What underlies the belief that it is the prerogative of the State to interfere with the doctor-patient relationship to forbid a physician from assisting in the suicide of a patient who has no meaningful chance of recovery?In particular, he contrasts that with:
The view that a person is not a sovereign individual provides the false philosophical underpinning for this viewpoint, nullifying the right to liberty. Opponents of assisted suicide place sovereignty outside the individual and view individuals either as the property of a supernatural deity or mere vassals of the State. To them, assisting with suicide is interfering with “God’s plan” or the “interests of the State” and therefore criminal. Any appeal to individual rights falls upon the deaf ears of those to whom the concept of individual rights is meaningless.I agree with Dr. Adalja's position. (I know many of my conservative friends will disagree.)
As far as implementing such a right, I do think it's entirely appropriate for the state to make sure that any cases of purported assisted suicide are indeed such, rather than murder disguised as assisted suicide. For instance, some proponents support protocols where the patient must take one final affirmative action (such as pressing a button on a machine) to complete the act.
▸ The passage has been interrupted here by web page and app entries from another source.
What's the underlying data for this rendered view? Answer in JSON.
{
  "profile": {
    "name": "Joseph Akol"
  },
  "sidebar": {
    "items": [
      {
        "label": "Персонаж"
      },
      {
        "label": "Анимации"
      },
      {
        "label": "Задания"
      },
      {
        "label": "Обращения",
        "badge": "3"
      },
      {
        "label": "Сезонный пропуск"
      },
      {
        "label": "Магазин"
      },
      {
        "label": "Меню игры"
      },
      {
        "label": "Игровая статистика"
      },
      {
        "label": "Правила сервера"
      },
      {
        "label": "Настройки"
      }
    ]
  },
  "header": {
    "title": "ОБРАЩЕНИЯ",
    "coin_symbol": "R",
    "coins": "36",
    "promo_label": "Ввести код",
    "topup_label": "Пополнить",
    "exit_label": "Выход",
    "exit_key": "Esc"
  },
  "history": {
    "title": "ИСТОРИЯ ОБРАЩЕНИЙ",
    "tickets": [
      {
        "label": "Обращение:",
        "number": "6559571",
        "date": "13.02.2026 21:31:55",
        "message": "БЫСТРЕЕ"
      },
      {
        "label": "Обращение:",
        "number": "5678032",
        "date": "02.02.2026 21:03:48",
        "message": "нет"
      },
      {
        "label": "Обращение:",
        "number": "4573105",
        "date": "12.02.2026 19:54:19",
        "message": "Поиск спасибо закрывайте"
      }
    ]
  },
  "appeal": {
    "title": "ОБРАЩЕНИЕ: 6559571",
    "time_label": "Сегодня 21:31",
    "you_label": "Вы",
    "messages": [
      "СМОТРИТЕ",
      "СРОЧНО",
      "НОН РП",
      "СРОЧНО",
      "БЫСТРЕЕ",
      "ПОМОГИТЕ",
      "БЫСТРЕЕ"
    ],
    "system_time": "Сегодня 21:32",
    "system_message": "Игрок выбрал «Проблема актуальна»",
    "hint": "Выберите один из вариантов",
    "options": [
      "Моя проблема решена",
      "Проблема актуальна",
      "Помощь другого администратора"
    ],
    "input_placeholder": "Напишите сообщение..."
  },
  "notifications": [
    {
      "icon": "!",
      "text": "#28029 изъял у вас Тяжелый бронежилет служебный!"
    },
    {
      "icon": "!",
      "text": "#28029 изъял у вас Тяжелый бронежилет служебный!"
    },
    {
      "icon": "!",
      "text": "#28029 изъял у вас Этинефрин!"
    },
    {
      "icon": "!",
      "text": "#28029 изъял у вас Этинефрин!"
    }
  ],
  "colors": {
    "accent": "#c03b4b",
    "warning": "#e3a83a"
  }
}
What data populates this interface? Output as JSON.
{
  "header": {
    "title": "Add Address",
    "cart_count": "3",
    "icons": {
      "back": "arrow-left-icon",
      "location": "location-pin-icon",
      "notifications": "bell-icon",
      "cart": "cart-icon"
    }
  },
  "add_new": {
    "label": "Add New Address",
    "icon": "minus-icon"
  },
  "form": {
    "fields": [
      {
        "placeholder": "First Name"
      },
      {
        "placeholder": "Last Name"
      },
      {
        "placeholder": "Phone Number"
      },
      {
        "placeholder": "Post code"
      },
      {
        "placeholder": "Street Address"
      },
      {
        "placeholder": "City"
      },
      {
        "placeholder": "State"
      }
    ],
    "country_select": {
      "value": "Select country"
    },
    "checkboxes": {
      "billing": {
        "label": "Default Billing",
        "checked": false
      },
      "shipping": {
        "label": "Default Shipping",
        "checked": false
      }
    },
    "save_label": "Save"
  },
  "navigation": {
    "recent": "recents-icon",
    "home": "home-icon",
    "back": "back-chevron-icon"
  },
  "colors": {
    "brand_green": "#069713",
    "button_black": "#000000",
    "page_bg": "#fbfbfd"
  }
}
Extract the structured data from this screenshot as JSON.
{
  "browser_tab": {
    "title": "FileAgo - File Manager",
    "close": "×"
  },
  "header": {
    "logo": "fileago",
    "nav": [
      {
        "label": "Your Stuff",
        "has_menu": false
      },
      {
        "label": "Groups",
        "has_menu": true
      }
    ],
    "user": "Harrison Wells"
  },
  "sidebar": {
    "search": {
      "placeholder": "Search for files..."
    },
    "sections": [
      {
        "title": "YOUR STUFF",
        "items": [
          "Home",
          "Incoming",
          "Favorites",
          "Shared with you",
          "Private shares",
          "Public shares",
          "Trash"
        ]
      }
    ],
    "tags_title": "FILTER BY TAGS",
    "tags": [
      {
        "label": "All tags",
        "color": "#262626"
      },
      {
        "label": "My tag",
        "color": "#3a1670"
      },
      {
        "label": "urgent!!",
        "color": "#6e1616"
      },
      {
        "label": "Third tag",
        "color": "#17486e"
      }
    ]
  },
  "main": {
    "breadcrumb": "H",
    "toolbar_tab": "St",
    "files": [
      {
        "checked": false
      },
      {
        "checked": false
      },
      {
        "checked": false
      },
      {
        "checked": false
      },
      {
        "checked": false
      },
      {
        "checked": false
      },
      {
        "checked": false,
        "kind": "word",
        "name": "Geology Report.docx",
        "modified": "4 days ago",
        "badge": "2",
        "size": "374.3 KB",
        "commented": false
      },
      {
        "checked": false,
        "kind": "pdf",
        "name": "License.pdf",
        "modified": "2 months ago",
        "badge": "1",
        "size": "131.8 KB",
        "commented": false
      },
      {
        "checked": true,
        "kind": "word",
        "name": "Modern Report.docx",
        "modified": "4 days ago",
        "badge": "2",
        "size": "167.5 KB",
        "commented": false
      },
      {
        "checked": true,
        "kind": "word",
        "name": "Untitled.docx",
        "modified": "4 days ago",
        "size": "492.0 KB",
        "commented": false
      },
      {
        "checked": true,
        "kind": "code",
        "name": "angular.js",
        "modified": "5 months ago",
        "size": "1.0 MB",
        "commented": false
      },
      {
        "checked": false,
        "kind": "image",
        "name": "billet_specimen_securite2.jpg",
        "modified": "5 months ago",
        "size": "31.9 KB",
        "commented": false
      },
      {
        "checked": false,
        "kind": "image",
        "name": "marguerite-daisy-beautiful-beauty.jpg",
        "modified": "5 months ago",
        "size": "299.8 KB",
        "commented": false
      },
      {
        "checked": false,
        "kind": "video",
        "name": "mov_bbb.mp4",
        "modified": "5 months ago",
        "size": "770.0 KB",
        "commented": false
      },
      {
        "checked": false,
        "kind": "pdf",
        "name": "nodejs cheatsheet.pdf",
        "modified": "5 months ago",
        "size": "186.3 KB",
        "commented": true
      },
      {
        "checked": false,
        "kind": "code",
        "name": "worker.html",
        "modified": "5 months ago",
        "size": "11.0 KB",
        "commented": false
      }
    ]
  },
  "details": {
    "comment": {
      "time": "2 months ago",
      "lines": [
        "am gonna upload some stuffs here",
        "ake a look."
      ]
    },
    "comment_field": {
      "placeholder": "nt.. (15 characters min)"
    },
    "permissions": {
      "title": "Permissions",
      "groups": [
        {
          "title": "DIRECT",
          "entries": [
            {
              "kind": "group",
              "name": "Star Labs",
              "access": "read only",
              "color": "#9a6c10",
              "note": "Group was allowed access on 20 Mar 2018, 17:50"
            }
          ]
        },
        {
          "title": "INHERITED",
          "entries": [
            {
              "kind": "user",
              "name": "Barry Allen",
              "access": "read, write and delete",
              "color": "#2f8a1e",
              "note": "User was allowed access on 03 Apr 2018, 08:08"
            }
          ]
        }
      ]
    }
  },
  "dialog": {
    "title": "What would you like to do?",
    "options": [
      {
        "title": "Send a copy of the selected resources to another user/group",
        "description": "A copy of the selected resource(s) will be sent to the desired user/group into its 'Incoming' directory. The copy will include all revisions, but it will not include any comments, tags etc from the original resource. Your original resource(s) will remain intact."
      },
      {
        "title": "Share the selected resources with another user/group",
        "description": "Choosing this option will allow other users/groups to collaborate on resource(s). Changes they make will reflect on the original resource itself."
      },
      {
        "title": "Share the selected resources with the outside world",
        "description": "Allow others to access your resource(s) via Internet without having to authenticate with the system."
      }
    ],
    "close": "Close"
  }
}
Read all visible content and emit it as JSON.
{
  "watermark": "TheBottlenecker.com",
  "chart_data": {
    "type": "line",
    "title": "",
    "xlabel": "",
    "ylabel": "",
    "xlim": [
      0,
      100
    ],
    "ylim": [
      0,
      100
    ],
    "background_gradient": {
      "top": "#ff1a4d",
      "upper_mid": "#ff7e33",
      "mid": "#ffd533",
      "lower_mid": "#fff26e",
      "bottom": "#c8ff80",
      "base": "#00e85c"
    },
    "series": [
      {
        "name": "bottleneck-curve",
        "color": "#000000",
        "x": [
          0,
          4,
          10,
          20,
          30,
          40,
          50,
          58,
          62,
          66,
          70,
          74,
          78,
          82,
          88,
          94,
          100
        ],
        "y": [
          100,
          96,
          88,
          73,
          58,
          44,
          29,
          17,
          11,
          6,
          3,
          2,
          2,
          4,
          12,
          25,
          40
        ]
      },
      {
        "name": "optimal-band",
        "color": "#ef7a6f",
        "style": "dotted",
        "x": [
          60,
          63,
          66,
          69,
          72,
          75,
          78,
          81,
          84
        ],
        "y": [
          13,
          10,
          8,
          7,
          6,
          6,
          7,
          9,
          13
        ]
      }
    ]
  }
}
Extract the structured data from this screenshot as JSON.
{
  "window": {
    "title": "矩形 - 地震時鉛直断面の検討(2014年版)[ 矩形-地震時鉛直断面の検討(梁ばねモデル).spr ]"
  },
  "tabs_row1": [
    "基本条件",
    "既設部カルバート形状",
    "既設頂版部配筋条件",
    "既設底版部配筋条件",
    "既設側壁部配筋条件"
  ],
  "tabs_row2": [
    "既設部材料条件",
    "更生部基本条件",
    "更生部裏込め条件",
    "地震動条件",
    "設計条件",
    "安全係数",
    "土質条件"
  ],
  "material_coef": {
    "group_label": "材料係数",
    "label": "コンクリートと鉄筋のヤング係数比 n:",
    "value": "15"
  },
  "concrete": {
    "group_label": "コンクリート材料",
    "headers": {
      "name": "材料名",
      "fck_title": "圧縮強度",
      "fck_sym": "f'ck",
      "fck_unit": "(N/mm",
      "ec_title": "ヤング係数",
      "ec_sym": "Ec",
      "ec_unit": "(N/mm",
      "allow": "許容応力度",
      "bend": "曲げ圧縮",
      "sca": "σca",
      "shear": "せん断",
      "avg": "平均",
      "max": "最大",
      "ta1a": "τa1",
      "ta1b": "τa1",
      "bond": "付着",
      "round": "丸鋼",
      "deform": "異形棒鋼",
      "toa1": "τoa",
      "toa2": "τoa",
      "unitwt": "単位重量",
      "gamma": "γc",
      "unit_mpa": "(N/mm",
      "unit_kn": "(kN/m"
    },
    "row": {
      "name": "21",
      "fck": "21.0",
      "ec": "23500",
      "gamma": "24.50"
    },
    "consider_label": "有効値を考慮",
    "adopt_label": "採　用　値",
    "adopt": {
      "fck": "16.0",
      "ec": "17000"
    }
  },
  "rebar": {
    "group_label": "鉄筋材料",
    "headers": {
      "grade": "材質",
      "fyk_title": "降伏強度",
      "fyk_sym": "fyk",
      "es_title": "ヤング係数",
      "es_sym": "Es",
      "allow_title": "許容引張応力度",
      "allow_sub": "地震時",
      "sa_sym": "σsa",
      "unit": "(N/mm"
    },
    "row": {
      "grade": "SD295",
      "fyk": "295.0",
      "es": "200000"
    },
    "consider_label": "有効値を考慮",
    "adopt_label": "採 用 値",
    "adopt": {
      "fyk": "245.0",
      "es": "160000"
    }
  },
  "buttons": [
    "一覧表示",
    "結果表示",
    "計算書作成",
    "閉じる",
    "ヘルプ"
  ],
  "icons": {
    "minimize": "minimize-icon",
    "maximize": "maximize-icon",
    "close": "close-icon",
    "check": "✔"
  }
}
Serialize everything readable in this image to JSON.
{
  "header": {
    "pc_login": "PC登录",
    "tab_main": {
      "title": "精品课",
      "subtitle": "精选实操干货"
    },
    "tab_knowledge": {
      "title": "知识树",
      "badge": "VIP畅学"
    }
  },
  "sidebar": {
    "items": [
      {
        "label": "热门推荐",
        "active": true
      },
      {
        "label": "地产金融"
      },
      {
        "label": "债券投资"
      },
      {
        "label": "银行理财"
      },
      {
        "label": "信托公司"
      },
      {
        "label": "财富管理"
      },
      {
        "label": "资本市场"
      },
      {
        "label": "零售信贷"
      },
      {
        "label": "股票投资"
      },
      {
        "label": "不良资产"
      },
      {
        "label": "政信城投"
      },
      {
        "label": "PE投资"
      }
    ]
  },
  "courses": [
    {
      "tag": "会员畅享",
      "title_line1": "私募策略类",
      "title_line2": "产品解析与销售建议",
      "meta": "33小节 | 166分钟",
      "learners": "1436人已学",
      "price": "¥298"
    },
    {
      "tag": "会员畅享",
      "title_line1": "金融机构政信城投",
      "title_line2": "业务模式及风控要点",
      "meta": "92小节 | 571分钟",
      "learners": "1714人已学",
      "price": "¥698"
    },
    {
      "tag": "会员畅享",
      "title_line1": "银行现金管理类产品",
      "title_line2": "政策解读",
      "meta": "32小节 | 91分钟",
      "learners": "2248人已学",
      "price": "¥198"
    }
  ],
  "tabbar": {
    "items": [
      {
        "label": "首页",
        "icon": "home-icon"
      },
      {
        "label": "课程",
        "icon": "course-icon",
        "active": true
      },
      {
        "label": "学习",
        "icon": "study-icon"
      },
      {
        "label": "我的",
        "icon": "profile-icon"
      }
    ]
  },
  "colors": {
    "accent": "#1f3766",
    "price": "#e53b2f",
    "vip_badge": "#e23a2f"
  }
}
Similarly, the state has an interest in insuring that any agreement for assisted suicide was made by a patient with sound mind and full understanding of the meaning of his choice (i.e., that he is giving genuine informed consent to the procedure).
Furthermore, such a right does not mean that physicians should be compelled to offer this service, just because a patient requests it. Physicians should be free to decline to perform this for reasons of personal conscience (unless they've made contractual agreements otherwise). But this is true of any medical procedure.
But these are discussions of how to implement a proper law. The broader principle of the right to one's life and the full implications of that are covered nicely in Dr. Adalja's piece.